To ensure there is wiggle room in the implementation of the TPI, the terms and conditions of the new scheme are intentionally the subject of interpretation. Some might call it “constructive ambiguity.” It means the policy will probably not be implemented to head off a crisis, but only to act after the fact. As Bank of France Governor Villeroy said this morning, ““We’ve clearly defined criteria and indicators that make it possible to be objective about a situation. But there’s no automatic and mechanical threshold for activation or exclusion – nothing will replace the judgment of the Governing Council”.

Following the announcement, the ECB stated that the current situation developing in Italy did not warrant any TPI action. The widening of Italy’s credit spreads recently has been worrying, but not catastrophic.

Still, the fact that spreads widened on the announcement probably indicates that the ECB needs to provide further clarity before another crisis strikes yet again. The traditional trajectory of modern Italian politics suggest a test will come soon, as any future government in Rome will have to pledge additional fiscal support for businesses and households if energy prices remain at current levels.

Meanwhile, the Euro has rallied this week. Immediately following the 0.5% rate rise announcement, it gained 0.5% only to slip back as markets indicated a slight sense of disappointment in the TPI. The single currency is likely to continue to be subjected to similar pressures while President Putin has the whip hand over Europe’s energy supplies.

This article is for information purposes only – should not be perceived as financial advice. We recommend you should always speak to a financial adviser before making any investment decisions.

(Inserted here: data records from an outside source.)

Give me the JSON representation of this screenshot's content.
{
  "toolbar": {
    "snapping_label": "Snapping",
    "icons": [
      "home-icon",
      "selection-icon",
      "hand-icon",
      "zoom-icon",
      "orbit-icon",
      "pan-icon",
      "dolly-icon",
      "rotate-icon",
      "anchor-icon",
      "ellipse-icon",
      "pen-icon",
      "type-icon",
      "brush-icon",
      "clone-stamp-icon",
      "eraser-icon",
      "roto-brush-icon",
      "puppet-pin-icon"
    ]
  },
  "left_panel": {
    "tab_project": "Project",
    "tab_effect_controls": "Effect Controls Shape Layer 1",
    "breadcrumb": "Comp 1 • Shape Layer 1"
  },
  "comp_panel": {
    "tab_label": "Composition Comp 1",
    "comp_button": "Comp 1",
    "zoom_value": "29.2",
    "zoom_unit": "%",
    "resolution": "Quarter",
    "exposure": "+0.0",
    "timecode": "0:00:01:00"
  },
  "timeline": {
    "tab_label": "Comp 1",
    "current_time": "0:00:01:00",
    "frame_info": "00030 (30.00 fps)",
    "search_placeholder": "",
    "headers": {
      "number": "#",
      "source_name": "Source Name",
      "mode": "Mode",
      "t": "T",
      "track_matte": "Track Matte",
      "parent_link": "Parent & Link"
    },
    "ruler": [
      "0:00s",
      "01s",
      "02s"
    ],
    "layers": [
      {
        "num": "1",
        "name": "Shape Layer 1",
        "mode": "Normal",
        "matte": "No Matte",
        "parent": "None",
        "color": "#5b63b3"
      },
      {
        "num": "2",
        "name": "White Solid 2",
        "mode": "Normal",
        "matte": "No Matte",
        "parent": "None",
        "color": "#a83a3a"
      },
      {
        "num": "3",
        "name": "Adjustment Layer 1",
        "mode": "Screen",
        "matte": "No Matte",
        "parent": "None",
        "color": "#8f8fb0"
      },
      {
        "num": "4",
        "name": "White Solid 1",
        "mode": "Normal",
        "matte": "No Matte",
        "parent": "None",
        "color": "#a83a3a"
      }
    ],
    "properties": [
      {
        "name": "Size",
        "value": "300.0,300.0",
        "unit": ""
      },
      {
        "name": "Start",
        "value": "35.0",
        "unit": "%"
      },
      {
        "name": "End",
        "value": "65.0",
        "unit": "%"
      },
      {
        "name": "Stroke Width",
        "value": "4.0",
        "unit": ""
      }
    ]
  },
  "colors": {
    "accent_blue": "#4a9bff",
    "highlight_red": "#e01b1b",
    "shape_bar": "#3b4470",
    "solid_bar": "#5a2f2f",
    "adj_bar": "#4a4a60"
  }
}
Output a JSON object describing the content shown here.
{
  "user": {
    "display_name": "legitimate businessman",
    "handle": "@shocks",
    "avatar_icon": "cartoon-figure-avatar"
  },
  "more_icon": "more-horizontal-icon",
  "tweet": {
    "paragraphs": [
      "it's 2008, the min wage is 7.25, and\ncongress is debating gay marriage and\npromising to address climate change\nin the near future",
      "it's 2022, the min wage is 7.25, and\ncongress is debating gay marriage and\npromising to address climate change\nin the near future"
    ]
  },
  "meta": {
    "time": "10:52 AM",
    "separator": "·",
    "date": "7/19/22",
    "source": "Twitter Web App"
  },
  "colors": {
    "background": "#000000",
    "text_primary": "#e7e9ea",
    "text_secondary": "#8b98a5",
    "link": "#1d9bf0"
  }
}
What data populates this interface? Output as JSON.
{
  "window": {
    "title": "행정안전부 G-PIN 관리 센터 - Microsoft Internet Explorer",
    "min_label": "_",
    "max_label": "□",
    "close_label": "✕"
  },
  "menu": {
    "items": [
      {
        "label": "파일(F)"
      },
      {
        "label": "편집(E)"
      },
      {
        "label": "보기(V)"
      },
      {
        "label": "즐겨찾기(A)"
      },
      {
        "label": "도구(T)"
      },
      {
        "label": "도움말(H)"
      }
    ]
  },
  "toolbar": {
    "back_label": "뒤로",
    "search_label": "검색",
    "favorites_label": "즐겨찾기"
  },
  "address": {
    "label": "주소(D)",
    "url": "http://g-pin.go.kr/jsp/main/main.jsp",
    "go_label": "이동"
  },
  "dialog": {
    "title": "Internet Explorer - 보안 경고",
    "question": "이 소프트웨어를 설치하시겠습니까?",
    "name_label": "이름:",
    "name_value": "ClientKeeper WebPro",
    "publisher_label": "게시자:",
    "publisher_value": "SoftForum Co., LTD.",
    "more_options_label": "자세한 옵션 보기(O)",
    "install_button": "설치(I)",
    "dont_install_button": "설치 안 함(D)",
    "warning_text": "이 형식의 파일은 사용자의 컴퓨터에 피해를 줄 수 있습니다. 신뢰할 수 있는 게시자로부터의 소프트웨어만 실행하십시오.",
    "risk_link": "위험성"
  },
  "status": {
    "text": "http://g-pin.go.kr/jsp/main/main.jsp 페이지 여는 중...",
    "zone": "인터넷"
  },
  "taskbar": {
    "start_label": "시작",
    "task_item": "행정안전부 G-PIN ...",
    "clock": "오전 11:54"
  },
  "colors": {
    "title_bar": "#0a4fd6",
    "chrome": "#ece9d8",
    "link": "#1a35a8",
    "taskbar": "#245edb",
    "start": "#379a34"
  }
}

Please note, past performance is not a reliable indicator to future returns. Your investment may fall as well as rise, and you may not get back what you put in.